Archive for July, 2013

Heading to Japan

Thursday, July 4th, 2013

I’m on my way to Japan today, and I’m making great progress on my travelling sock.

I knit the toe of the sock in June while watching a former student perform a comedy show at the Grand Theatre.

I’m liking the stripes… It keeps the project interesting, and I can work the sock in 6 row chunks. I have a feeling that with the long flight, and hours of train riding, I will have these done to wear home!

I’m writing a travel blog while I’m gone.
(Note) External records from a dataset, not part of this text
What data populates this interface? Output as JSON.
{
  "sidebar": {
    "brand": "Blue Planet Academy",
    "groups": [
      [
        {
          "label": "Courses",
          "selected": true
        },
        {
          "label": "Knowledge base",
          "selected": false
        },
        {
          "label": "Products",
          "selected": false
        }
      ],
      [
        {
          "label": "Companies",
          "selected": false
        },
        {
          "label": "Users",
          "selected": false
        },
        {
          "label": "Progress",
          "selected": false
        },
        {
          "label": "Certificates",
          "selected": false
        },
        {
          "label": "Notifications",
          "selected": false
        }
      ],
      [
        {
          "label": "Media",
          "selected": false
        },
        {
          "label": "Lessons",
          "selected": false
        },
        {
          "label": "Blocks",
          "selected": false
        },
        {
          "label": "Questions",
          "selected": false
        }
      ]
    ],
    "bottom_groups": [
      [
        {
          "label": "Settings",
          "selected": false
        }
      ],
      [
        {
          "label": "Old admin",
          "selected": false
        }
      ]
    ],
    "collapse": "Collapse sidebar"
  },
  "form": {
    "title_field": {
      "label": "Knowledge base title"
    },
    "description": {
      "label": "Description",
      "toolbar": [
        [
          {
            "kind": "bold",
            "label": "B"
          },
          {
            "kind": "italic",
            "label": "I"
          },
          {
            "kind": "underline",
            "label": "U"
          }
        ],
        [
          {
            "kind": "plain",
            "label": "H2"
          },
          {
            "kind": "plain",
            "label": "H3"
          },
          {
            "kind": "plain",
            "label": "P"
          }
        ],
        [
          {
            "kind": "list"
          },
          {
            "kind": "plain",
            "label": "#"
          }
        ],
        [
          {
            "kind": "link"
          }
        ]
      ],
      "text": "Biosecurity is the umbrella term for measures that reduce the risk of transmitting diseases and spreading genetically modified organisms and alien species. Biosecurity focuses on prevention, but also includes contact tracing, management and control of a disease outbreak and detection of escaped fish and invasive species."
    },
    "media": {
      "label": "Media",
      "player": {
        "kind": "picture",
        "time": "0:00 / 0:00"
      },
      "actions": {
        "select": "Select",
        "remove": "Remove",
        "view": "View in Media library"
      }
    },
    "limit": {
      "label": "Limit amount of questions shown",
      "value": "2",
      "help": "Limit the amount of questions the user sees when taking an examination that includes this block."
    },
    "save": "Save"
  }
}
Check it out here.

A Promise Kept

Wednesday, July 3rd, 2013

It must have been 3 years ago.  I had been knitting little toys, and bringing them in to show my students.  A LEGO man and a minion made lasting impressions on two youngsters.

Here’s the LEGO man, knit from the pattern Some Assembly Required that I got as a prize after completing the Ravelympics 2010.  I knit it on the tiniest double points that I could find, and used sock yarn.  I also went a little overboard and made clothes for it!

Original LEGO man

The minion was knit for a friend who had been going on and on and on about how he needed a minion–whether it was for his quest for world domination, or just to get more things done in his day.  The pattern is Your Own Personal Minion, it’s a nice quick knit with so many possibilities for personalizing it.

original minion

The trick was that he wanted a glow in the dark minion…which I wasn’t sure I could pull off…until I found some glowing yarn when I was on vacation near Boston.

he glows in the dark!

In any case, these two students of mine thought that these toys were the neatest things.  They started campaigning for me to make them their very own LEGO man and minion.  Eventually, after months of pestering, I calmed them down by saying that I might make them something when they graduated high school.

Fast forward a few years….

It was at the end of April that the reminders began…the time when it’s spring…midterms are over…university and college acceptances are coming…and it becomes clear that graduation is indeed looming over the horizon.


I purchased some good LEGO/minion colours, and set to work.  These projects are nice because they can be done in phases.  I somehow forgot to take progress photos for the minion.  It didn’t really look like much of anything until it was suddenly done!


Here’s a progress shot for the LEGO man


The cool part about him is that he comes apart like LEGO does!  There he is, without legs….IMG_0881The legs got finished after school on the Thursday of graduation.  Instead of taking a nap (which I sorely needed), I knit, and stuffed, and sewed the legs to complete this little guy.  It was totally worth my time.  I know that they both will be appreciated for years to come.

The best part about this story is that I had kept it a secret that I was actually knitting these two.  When asked about the LEGO man or minion, I kept saying things like…”Well, you haven’t graduated yet…so I don’t know about them”.

As luck would have it, my seat during grad was right beside the owner of a new minion.  I was able to give it to her during the ceremony itself.  She looks pretty thrilled.OLYMPUS DIGITAL CAMERAThe LEGO man got delivered after the ceremony.  Apparently the thought of maybe getting a LEGO man was enough to keep this young man present for the entire event.OLYMPUS DIGITAL CAMERAThese two are all grown up now, and ready to head off to college in the fall.  Both of them will be bringing little knitted guys with them.  The minion has been given the name Bearse, and I feel rather honoured by that.  The LEGO man is called Wallace–I’m not sure of the story behind that name, but I bet it’s good.

Each is a simple token, made up of many stitches, which represent something that is quite profound to knitters.  The time, and care, and effort made one stitch at a time, can create just about anything…this is a lesson that everyone should learn….the importance of time and care, and that great goals can be accomplished by taking small steps.

For me, the best part of this picture is not the knitted gifts, but the graduates themselves–a great deal of time and care goes into creating happy healthy 18 year olds!  I wish them the best of luck next year.  I hope that they take good care of their new knitted friends.